“This settlement is another important reminder that if you discriminate against Christians for their beliefs, whether you do so in the workplace or the marketplace, you are probably breaking the law. Equality and human rights law firmly protects the ability of Christians to hold and express their beliefs, whether on sexual ethics or anything else.”


Notes for Editors:

  • The Employment Tribunal is yet to decide the level of damages in Mr Ferguson’s employment claim.
  • The SFC/BGEA case was part heard in April and had been due to resume in court 1-3 December.
  • Shonaig Macpherson had claimed in the Employment Tribunal that the Trust had a ‘neutrality’ policy of not renting to organisations that promoted religious or political views, but the Tribunal found that the Trust “did not have any specific written policy with regard to renting or providing a licence to occupy to third parties”. It also found that the Trust rented premises to Stonewall and other groups which support same-sex marriage.
  • The legal actions by Kenneth Ferguson, Stirling Free Church and the BGEA were all supported by The Christian Institute’s Legal Defence Fund. Donations towards the fund can be made here.

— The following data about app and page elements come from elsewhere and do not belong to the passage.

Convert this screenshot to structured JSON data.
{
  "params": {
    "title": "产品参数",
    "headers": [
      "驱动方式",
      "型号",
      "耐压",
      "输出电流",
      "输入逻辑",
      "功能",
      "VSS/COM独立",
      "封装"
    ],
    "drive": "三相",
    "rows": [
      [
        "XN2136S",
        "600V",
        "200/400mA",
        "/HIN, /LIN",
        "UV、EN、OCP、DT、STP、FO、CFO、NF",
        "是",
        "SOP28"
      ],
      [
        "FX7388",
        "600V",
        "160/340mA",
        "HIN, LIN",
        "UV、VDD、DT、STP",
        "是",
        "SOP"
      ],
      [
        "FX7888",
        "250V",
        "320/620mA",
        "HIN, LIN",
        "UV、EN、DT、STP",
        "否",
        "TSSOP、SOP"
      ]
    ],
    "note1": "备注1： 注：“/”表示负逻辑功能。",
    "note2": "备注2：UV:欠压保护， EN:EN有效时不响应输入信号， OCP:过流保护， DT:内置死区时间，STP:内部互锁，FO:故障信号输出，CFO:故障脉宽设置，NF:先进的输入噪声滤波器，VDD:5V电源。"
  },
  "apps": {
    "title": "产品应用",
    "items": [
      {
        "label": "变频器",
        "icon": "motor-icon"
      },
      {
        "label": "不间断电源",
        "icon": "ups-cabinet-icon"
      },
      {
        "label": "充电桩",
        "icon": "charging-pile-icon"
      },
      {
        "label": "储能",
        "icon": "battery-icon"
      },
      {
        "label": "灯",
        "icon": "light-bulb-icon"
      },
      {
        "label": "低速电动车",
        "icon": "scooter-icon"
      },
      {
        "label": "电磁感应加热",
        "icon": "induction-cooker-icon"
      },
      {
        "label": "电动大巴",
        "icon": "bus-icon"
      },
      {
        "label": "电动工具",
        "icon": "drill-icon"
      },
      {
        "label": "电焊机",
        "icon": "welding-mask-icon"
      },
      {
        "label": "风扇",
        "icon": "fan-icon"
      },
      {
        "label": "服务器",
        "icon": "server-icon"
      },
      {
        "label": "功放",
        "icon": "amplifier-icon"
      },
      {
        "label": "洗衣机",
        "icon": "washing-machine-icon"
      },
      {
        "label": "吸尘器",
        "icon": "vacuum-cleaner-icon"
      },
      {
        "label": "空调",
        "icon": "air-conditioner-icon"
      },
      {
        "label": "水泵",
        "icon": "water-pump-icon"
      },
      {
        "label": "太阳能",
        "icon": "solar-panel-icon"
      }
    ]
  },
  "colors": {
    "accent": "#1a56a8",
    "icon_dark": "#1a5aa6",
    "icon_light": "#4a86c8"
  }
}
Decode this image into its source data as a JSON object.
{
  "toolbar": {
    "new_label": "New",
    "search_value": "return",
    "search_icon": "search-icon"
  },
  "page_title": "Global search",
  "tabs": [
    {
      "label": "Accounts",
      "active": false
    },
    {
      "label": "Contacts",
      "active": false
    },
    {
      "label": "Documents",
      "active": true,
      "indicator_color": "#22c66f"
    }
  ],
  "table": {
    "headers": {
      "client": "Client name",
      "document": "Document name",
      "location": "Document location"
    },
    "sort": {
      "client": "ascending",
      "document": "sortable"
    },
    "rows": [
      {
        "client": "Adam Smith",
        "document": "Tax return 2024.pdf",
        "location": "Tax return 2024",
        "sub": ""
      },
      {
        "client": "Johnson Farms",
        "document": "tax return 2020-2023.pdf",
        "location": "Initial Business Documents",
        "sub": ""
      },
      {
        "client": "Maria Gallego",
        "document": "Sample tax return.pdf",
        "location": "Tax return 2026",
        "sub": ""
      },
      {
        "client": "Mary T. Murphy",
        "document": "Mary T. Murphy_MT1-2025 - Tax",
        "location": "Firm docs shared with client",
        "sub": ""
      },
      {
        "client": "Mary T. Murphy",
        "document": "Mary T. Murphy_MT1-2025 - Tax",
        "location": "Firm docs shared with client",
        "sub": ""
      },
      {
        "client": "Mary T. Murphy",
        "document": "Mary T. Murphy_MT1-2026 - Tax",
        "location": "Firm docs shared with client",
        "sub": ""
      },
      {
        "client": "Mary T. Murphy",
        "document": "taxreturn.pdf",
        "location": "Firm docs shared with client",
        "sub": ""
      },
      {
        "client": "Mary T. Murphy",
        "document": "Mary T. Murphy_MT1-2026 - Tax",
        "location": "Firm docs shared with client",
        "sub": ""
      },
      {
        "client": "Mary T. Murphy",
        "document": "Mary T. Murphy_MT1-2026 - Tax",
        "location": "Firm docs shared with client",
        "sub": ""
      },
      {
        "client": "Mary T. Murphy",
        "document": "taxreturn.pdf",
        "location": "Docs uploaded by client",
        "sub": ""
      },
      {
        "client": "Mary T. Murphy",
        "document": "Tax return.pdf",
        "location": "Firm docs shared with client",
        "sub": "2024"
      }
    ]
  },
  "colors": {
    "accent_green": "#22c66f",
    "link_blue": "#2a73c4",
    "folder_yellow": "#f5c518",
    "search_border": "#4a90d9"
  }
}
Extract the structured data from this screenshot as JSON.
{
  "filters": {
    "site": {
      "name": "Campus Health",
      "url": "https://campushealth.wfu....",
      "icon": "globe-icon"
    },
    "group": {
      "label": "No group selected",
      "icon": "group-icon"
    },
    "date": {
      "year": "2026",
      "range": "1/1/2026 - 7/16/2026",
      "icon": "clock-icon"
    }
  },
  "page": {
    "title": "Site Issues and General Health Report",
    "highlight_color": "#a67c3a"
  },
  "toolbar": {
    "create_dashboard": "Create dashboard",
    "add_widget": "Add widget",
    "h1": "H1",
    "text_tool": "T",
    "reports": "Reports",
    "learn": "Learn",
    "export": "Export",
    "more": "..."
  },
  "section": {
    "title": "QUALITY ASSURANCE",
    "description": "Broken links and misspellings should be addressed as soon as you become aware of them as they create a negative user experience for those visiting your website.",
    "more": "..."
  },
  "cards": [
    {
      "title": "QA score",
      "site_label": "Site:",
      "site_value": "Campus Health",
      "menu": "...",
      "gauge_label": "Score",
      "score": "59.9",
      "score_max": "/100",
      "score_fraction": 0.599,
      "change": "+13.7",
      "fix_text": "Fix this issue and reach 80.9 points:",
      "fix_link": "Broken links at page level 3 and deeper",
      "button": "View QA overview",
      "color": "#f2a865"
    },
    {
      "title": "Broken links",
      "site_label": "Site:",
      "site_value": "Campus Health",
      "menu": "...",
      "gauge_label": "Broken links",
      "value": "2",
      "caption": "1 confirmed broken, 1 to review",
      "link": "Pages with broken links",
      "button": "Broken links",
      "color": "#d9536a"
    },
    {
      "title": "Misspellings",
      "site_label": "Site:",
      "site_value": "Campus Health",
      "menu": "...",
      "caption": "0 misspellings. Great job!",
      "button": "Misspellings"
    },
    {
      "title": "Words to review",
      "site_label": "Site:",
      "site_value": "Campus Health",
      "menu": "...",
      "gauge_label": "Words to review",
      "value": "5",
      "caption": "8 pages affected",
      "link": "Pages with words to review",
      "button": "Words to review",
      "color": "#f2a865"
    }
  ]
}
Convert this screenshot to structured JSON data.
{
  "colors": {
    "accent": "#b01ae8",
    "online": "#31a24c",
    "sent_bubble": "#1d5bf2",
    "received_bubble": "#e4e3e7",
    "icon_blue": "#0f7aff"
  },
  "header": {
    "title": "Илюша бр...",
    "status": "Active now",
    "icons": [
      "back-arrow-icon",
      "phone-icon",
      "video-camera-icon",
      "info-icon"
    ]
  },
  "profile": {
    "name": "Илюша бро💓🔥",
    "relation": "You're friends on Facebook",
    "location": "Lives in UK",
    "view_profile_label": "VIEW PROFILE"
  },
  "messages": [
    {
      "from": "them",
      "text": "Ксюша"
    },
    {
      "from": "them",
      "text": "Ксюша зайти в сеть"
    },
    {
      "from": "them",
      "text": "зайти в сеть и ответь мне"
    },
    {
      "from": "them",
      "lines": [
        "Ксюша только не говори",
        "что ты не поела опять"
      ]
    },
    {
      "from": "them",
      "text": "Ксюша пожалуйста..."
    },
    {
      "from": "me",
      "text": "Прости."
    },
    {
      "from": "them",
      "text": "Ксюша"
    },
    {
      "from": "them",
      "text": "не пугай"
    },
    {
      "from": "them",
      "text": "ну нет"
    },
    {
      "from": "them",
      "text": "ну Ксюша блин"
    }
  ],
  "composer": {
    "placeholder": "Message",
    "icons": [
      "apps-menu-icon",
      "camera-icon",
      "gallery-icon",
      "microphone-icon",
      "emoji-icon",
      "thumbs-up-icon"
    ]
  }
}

  • The Robertson Trust is the largest independent grant-making trust in Scotland. It controls all voting shares in the whisky giant the Edrington Group which makes The Famous Grouse and The Macallan. TRT awards more than £20 million a year to good causes.